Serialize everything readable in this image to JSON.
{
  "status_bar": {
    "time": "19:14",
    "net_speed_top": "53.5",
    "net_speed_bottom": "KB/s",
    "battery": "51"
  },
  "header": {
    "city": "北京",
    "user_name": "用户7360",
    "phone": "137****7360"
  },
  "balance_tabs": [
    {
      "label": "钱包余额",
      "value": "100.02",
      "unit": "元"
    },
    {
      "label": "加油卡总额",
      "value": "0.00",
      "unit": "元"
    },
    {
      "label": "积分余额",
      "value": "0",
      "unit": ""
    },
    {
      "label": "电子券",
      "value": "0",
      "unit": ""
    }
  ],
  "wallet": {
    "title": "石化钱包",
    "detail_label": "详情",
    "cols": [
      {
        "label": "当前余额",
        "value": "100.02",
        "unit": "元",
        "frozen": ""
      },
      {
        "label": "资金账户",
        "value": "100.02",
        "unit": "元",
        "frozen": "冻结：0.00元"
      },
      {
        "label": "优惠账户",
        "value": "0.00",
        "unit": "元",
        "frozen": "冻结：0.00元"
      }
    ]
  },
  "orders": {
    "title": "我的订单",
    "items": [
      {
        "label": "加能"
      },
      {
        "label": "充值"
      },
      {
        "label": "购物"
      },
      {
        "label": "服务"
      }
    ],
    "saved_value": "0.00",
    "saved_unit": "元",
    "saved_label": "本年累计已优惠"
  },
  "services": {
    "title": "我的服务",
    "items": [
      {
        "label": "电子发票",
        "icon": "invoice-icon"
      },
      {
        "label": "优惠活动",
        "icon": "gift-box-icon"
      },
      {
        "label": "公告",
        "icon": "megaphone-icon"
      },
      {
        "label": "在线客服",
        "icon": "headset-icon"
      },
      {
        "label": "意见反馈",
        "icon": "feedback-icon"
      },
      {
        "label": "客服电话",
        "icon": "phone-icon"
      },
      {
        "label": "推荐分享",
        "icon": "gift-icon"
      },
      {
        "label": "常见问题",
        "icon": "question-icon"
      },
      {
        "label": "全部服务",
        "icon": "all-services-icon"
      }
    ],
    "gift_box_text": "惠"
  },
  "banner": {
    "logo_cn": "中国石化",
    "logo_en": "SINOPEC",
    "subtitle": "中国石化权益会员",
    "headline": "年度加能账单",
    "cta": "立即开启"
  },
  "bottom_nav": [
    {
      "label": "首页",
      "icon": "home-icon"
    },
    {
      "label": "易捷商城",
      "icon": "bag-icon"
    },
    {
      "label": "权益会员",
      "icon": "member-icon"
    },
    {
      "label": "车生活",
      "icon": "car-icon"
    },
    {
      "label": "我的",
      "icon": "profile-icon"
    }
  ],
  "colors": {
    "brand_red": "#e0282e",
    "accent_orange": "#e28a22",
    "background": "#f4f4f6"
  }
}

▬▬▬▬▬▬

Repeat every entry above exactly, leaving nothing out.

Serialize everything readable in this image to JSON.
{
  "status_bar": {
    "time": "19:14",
    "net_speed_top": "53.5",
    "net_speed_bottom": "KB/s",
    "battery": "51"
  },
  "header": {
    "city": "北京",
    "user_name": "用户7360",
    "phone": "137****7360"
  },
  "balance_tabs": [
    {
      "label": "钱包余额",
      "value": "100.02",
      "unit": "元"
    },
    {
      "label": "加油卡总额",
      "value": "0.00",
      "unit": "元"
    },
    {
      "label": "积分余额",
      "value": "0",
      "unit": ""
    },
    {
      "label": "电子券",
      "value": "0",
      "unit": ""
    }
  ],
  "wallet": {
    "title": "石化钱包",
    "detail_label": "详情",
    "cols": [
      {
        "label": "当前余额",
        "value": "100.02",
        "unit": "元",
        "frozen": ""
      },
      {
        "label": "资金账户",
        "value": "100.02",
        "unit": "元",
        "frozen": "冻结：0.00元"
      },
      {
        "label": "优惠账户",
        "value": "0.00",
        "unit": "元",
        "frozen": "冻结：0.00元"
      }
    ]
  },
  "orders": {
    "title": "我的订单",
    "items": [
      {
        "label": "加能"
      },
      {
        "label": "充值"
      },
      {
        "label": "购物"
      },
      {
        "label": "服务"
      }
    ],
    "saved_value": "0.00",
    "saved_unit": "元",
    "saved_label": "本年累计已优惠"
  },
  "services": {
    "title": "我的服务",
    "items": [
      {
        "label": "电子发票",
        "icon": "invoice-icon"
      },
      {
        "label": "优惠活动",
        "icon": "gift-box-icon"
      },
      {
        "label": "公告",
        "icon": "megaphone-icon"
      },
      {
        "label": "在线客服",
        "icon": "headset-icon"
      },
      {
        "label": "意见反馈",
        "icon": "feedback-icon"
      },
      {
        "label": "客服电话",
        "icon": "phone-icon"
      },
      {
        "label": "推荐分享",
        "icon": "gift-icon"
      },
      {
        "label": "常见问题",
        "icon": "question-icon"
      },
      {
        "label": "全部服务",
        "icon": "all-services-icon"
      }
    ],
    "gift_box_text": "惠"
  },
  "banner": {
    "logo_cn": "中国石化",
    "logo_en": "SINOPEC",
    "subtitle": "中国石化权益会员",
    "headline": "年度加能账单",
    "cta": "立即开启"
  },
  "bottom_nav": [
    {
      "label": "首页",
      "icon": "home-icon"
    },
    {
      "label": "易捷商城",
      "icon": "bag-icon"
    },
    {
      "label": "权益会员",
      "icon": "member-icon"
    },
    {
      "label": "车生活",
      "icon": "car-icon"
    },
    {
      "label": "我的",
      "icon": "profile-icon"
    }
  ],
  "colors": {
    "brand_red": "#e0282e",
    "accent_orange": "#e28a22",
    "background": "#f4f4f6"
  }
}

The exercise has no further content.